[Entries taken from a collection]

◇ ◇ ◇ ◇

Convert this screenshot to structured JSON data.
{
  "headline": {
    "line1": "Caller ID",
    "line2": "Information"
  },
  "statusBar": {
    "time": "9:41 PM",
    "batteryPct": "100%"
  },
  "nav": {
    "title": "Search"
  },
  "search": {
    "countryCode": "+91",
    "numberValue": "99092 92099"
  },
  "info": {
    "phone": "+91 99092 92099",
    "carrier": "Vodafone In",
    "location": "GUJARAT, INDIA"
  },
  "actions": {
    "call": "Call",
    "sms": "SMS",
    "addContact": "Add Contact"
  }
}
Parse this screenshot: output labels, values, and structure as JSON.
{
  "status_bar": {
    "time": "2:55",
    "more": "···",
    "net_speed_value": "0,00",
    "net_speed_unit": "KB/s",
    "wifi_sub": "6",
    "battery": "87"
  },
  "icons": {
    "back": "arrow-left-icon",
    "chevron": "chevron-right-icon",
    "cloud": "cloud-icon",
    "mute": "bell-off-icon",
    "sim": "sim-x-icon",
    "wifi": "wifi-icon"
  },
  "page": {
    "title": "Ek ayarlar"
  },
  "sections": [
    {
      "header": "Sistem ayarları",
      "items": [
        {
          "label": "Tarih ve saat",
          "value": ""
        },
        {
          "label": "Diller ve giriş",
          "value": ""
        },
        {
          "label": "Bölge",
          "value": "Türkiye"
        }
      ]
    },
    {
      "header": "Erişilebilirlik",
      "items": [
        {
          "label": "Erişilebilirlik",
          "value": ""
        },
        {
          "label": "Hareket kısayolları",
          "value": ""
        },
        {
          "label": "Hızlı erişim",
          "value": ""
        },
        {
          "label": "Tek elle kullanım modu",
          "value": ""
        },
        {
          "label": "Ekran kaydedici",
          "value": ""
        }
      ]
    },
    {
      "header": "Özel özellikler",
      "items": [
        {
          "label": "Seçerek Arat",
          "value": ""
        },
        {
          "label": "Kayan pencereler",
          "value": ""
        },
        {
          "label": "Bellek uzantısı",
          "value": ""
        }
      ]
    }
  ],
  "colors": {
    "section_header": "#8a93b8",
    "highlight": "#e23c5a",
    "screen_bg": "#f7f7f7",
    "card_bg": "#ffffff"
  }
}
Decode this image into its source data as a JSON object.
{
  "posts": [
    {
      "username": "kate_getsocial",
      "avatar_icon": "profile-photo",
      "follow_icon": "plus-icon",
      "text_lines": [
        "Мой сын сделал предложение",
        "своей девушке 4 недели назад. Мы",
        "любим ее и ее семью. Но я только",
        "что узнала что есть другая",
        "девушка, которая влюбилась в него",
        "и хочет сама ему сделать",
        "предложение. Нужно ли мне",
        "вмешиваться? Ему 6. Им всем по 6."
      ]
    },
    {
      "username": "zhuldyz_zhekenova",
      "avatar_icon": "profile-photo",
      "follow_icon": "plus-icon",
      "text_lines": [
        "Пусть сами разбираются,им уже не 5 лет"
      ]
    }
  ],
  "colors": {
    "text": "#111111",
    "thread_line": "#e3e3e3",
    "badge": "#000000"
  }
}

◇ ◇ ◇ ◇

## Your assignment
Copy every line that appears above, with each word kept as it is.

## Task result
Convert this screenshot to structured JSON data.
{
  "headline": {
    "line1": "Caller ID",
    "line2": "Information"
  },
  "statusBar": {
    "time": "9:41 PM",
    "batteryPct": "100%"
  },
  "nav": {
    "title": "Search"
  },
  "search": {
    "countryCode": "+91",
    "numberValue": "99092 92099"
  },
  "info": {
    "phone": "+91 99092 92099",
    "carrier": "Vodafone In",
    "location": "GUJARAT, INDIA"
  },
  "actions": {
    "call": "Call",
    "sms": "SMS",
    "addContact": "Add Contact"
  }
}
Parse this screenshot: output labels, values, and structure as JSON.
{
  "status_bar": {
    "time": "2:55",
    "more": "···",
    "net_speed_value": "0,00",
    "net_speed_unit": "KB/s",
    "wifi_sub": "6",
    "battery": "87"
  },
  "icons": {
    "back": "arrow-left-icon",
    "chevron": "chevron-right-icon",
    "cloud": "cloud-icon",
    "mute": "bell-off-icon",
    "sim": "sim-x-icon",
    "wifi": "wifi-icon"
  },
  "page": {
    "title": "Ek ayarlar"
  },
  "sections": [
    {
      "header": "Sistem ayarları",
      "items": [
        {
          "label": "Tarih ve saat",
          "value": ""
        },
        {
          "label": "Diller ve giriş",
          "value": ""
        },
        {
          "label": "Bölge",
          "value": "Türkiye"
        }
      ]
    },
    {
      "header": "Erişilebilirlik",
      "items": [
        {
          "label": "Erişilebilirlik",
          "value": ""
        },
        {
          "label": "Hareket kısayolları",
          "value": ""
        },
        {
          "label": "Hızlı erişim",
          "value": ""
        },
        {
          "label": "Tek elle kullanım modu",
          "value": ""
        },
        {
          "label": "Ekran kaydedici",
          "value": ""
        }
      ]
    },
    {
      "header": "Özel özellikler",
      "items": [
        {
          "label": "Seçerek Arat",
          "value": ""
        },
        {
          "label": "Kayan pencereler",
          "value": ""
        },
        {
          "label": "Bellek uzantısı",
          "value": ""
        }
      ]
    }
  ],
  "colors": {
    "section_header": "#8a93b8",
    "highlight": "#e23c5a",
    "screen_bg": "#f7f7f7",
    "card_bg": "#ffffff"
  }
}
Decode this image into its source data as a JSON object.
{
  "posts": [
    {
      "username": "kate_getsocial",
      "avatar_icon": "profile-photo",
      "follow_icon": "plus-icon",
      "text_lines": [
        "Мой сын сделал предложение",
        "своей девушке 4 недели назад. Мы",
        "любим ее и ее семью. Но я только",
        "что узнала что есть другая",
        "девушка, которая влюбилась в него",
        "и хочет сама ему сделать",
        "предложение. Нужно ли мне",
        "вмешиваться? Ему 6. Им всем по 6."
      ]
    },
    {
      "username": "zhuldyz_zhekenova",
      "avatar_icon": "profile-photo",
      "follow_icon": "plus-icon",
      "text_lines": [
        "Пусть сами разбираются,им уже не 5 лет"
      ]
    }
  ],
  "colors": {
    "text": "#111111",
    "thread_line": "#e3e3e3",
    "badge": "#000000"
  }
}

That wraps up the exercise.